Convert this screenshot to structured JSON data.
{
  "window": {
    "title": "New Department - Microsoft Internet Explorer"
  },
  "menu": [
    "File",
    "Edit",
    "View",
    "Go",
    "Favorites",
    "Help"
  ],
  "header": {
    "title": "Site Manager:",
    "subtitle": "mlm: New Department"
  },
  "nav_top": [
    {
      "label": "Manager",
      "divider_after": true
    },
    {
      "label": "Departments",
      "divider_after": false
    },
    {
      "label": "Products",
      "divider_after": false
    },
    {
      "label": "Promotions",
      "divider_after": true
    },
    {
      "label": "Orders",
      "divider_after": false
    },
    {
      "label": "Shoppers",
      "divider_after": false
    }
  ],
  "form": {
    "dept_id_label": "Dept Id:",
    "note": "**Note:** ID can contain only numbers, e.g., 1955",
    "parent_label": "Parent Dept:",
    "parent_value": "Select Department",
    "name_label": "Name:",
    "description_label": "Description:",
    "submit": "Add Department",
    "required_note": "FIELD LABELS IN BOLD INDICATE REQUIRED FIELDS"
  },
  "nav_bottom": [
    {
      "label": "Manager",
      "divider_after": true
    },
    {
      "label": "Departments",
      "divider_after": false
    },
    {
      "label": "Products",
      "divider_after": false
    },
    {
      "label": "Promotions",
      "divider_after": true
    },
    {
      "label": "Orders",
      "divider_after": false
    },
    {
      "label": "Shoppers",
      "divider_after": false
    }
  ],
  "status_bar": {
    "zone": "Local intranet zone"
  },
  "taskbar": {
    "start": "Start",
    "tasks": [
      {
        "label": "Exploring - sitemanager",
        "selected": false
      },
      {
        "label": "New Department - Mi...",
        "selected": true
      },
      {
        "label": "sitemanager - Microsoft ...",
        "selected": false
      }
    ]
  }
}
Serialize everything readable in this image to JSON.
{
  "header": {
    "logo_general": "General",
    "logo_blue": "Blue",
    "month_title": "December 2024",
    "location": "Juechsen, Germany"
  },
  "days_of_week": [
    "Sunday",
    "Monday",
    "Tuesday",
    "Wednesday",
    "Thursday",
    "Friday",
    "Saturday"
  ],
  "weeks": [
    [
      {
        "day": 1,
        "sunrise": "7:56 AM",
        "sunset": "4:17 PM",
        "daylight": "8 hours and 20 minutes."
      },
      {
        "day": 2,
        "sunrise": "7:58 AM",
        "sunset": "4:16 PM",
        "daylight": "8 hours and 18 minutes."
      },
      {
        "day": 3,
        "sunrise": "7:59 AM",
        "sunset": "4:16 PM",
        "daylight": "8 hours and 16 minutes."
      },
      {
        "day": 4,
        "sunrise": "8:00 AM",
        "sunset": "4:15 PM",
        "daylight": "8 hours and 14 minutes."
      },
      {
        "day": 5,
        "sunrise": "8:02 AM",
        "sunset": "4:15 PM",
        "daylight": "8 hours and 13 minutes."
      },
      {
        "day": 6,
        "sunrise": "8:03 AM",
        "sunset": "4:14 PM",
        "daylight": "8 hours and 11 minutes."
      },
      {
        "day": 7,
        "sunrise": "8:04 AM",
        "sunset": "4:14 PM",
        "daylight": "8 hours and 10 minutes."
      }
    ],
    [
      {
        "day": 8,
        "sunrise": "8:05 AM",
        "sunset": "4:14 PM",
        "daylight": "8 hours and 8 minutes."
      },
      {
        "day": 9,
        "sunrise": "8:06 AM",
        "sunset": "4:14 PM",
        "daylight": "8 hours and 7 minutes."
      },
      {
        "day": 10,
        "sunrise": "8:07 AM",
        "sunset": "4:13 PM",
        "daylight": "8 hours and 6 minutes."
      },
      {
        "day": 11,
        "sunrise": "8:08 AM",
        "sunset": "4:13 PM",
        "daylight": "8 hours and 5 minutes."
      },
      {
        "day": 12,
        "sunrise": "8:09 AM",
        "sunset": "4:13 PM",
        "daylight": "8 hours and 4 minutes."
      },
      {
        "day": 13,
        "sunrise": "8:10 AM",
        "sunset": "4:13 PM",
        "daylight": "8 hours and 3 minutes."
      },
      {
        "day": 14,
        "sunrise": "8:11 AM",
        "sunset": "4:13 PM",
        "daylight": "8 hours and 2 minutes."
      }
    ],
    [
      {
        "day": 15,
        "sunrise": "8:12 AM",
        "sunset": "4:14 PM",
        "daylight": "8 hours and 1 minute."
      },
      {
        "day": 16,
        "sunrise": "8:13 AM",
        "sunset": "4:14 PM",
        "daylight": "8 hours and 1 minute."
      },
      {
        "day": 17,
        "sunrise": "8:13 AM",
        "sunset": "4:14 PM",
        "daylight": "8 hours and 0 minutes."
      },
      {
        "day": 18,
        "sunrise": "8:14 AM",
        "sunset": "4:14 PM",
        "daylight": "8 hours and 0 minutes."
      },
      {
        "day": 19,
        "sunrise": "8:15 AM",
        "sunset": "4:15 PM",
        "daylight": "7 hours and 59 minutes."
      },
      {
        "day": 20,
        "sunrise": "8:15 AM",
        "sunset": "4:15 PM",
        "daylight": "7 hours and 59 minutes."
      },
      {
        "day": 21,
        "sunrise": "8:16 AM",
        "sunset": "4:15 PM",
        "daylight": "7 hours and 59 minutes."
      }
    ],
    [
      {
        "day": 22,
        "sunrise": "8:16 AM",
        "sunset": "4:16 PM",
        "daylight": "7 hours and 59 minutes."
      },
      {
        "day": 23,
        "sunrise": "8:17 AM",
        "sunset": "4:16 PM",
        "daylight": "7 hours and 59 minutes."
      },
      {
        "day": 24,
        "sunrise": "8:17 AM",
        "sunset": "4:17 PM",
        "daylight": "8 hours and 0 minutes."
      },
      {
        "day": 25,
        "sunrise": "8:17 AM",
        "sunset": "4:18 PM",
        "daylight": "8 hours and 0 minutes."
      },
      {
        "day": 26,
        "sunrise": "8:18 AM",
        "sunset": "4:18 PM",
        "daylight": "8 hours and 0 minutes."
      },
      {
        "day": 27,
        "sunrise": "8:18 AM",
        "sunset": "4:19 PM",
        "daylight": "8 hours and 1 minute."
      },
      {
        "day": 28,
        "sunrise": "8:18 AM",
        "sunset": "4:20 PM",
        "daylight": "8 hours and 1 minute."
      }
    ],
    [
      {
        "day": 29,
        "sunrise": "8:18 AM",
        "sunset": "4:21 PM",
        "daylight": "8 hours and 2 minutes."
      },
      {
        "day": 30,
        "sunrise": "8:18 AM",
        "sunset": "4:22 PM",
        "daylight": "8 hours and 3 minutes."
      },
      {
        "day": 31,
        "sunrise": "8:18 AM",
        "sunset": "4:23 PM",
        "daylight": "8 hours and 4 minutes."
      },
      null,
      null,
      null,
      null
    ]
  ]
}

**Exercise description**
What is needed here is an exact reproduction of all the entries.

**Reply to the task**
Convert this screenshot to structured JSON data.
{
  "window": {
    "title": "New Department - Microsoft Internet Explorer"
  },
  "menu": [
    "File",
    "Edit",
    "View",
    "Go",
    "Favorites",
    "Help"
  ],
  "header": {
    "title": "Site Manager:",
    "subtitle": "mlm: New Department"
  },
  "nav_top": [
    {
      "label": "Manager",
      "divider_after": true
    },
    {
      "label": "Departments",
      "divider_after": false
    },
    {
      "label": "Products",
      "divider_after": false
    },
    {
      "label": "Promotions",
      "divider_after": true
    },
    {
      "label": "Orders",
      "divider_after": false
    },
    {
      "label": "Shoppers",
      "divider_after": false
    }
  ],
  "form": {
    "dept_id_label": "Dept Id:",
    "note": "**Note:** ID can contain only numbers, e.g., 1955",
    "parent_label": "Parent Dept:",
    "parent_value": "Select Department",
    "name_label": "Name:",
    "description_label": "Description:",
    "submit": "Add Department",
    "required_note": "FIELD LABELS IN BOLD INDICATE REQUIRED FIELDS"
  },
  "nav_bottom": [
    {
      "label": "Manager",
      "divider_after": true
    },
    {
      "label": "Departments",
      "divider_after": false
    },
    {
      "label": "Products",
      "divider_after": false
    },
    {
      "label": "Promotions",
      "divider_after": true
    },
    {
      "label": "Orders",
      "divider_after": false
    },
    {
      "label": "Shoppers",
      "divider_after": false
    }
  ],
  "status_bar": {
    "zone": "Local intranet zone"
  },
  "taskbar": {
    "start": "Start",
    "tasks": [
      {
        "label": "Exploring - sitemanager",
        "selected": false
      },
      {
        "label": "New Department - Mi...",
        "selected": true
      },
      {
        "label": "sitemanager - Microsoft ...",
        "selected": false
      }
    ]
  }
}
Serialize everything readable in this image to JSON.
{
  "header": {
    "logo_general": "General",
    "logo_blue": "Blue",
    "month_title": "December 2024",
    "location": "Juechsen, Germany"
  },
  "days_of_week": [
    "Sunday",
    "Monday",
    "Tuesday",
    "Wednesday",
    "Thursday",
    "Friday",
    "Saturday"
  ],
  "weeks": [
    [
      {
        "day": 1,
        "sunrise": "7:56 AM",
        "sunset": "4:17 PM",
        "daylight": "8 hours and 20 minutes."
      },
      {
        "day": 2,
        "sunrise": "7:58 AM",
        "sunset": "4:16 PM",
        "daylight": "8 hours and 18 minutes."
      },
      {
        "day": 3,
        "sunrise": "7:59 AM",
        "sunset": "4:16 PM",
        "daylight": "8 hours and 16 minutes."
      },
      {
        "day": 4,
        "sunrise": "8:00 AM",
        "sunset": "4:15 PM",
        "daylight": "8 hours and 14 minutes."
      },
      {
        "day": 5,
        "sunrise": "8:02 AM",
        "sunset": "4:15 PM",
        "daylight": "8 hours and 13 minutes."
      },
      {
        "day": 6,
        "sunrise": "8:03 AM",
        "sunset": "4:14 PM",
        "daylight": "8 hours and 11 minutes."
      },
      {
        "day": 7,
        "sunrise": "8:04 AM",
        "sunset": "4:14 PM",
        "daylight": "8 hours and 10 minutes."
      }
    ],
    [
      {
        "day": 8,
        "sunrise": "8:05 AM",
        "sunset": "4:14 PM",
        "daylight": "8 hours and 8 minutes."
      },
      {
        "day": 9,
        "sunrise": "8:06 AM",
        "sunset": "4:14 PM",
        "daylight": "8 hours and 7 minutes."
      },
      {
        "day": 10,
        "sunrise": "8:07 AM",
        "sunset": "4:13 PM",
        "daylight": "8 hours and 6 minutes."
      },
      {
        "day": 11,
        "sunrise": "8:08 AM",
        "sunset": "4:13 PM",
        "daylight": "8 hours and 5 minutes."
      },
      {
        "day": 12,
        "sunrise": "8:09 AM",
        "sunset": "4:13 PM",
        "daylight": "8 hours and 4 minutes."
      },
      {
        "day": 13,
        "sunrise": "8:10 AM",
        "sunset": "4:13 PM",
        "daylight": "8 hours and 3 minutes."
      },
      {
        "day": 14,
        "sunrise": "8:11 AM",
        "sunset": "4:13 PM",
        "daylight": "8 hours and 2 minutes."
      }
    ],
    [
      {
        "day": 15,
        "sunrise": "8:12 AM",
        "sunset": "4:14 PM",
        "daylight": "8 hours and 1 minute."
      },
      {
        "day": 16,
        "sunrise": "8:13 AM",
        "sunset": "4:14 PM",
        "daylight": "8 hours and 1 minute."
      },
      {
        "day": 17,
        "sunrise": "8:13 AM",
        "sunset": "4:14 PM",
        "daylight": "8 hours and 0 minutes."
      },
      {
        "day": 18,
        "sunrise": "8:14 AM",
        "sunset": "4:14 PM",
        "daylight": "8 hours and 0 minutes."
      },
      {
        "day": 19,
        "sunrise": "8:15 AM",
        "sunset": "4:15 PM",
        "daylight": "7 hours and 59 minutes."
      },
      {
        "day": 20,
        "sunrise": "8:15 AM",
        "sunset": "4:15 PM",
        "daylight": "7 hours and 59 minutes."
      },
      {
        "day": 21,
        "sunrise": "8:16 AM",
        "sunset": "4:15 PM",
        "daylight": "7 hours and 59 minutes."
      }
    ],
    [
      {
        "day": 22,
        "sunrise": "8:16 AM",
        "sunset": "4:16 PM",
        "daylight": "7 hours and 59 minutes."
      },
      {
        "day": 23,
        "sunrise": "8:17 AM",
        "sunset": "4:16 PM",
        "daylight": "7 hours and 59 minutes."
      },
      {
        "day": 24,
        "sunrise": "8:17 AM",
        "sunset": "4:17 PM",
        "daylight": "8 hours and 0 minutes."
      },
      {
        "day": 25,
        "sunrise": "8:17 AM",
        "sunset": "4:18 PM",
        "daylight": "8 hours and 0 minutes."
      },
      {
        "day": 26,
        "sunrise": "8:18 AM",
        "sunset": "4:18 PM",
        "daylight": "8 hours and 0 minutes."
      },
      {
        "day": 27,
        "sunrise": "8:18 AM",
        "sunset": "4:19 PM",
        "daylight": "8 hours and 1 minute."
      },
      {
        "day": 28,
        "sunrise": "8:18 AM",
        "sunset": "4:20 PM",
        "daylight": "8 hours and 1 minute."
      }
    ],
    [
      {
        "day": 29,
        "sunrise": "8:18 AM",
        "sunset": "4:21 PM",
        "daylight": "8 hours and 2 minutes."
      },
      {
        "day": 30,
        "sunrise": "8:18 AM",
        "sunset": "4:22 PM",
        "daylight": "8 hours and 3 minutes."
      },
      {
        "day": 31,
        "sunrise": "8:18 AM",
        "sunset": "4:23 PM",
        "daylight": "8 hours and 4 minutes."
      },
      null,
      null,
      null,
      null
    ]
  ]
}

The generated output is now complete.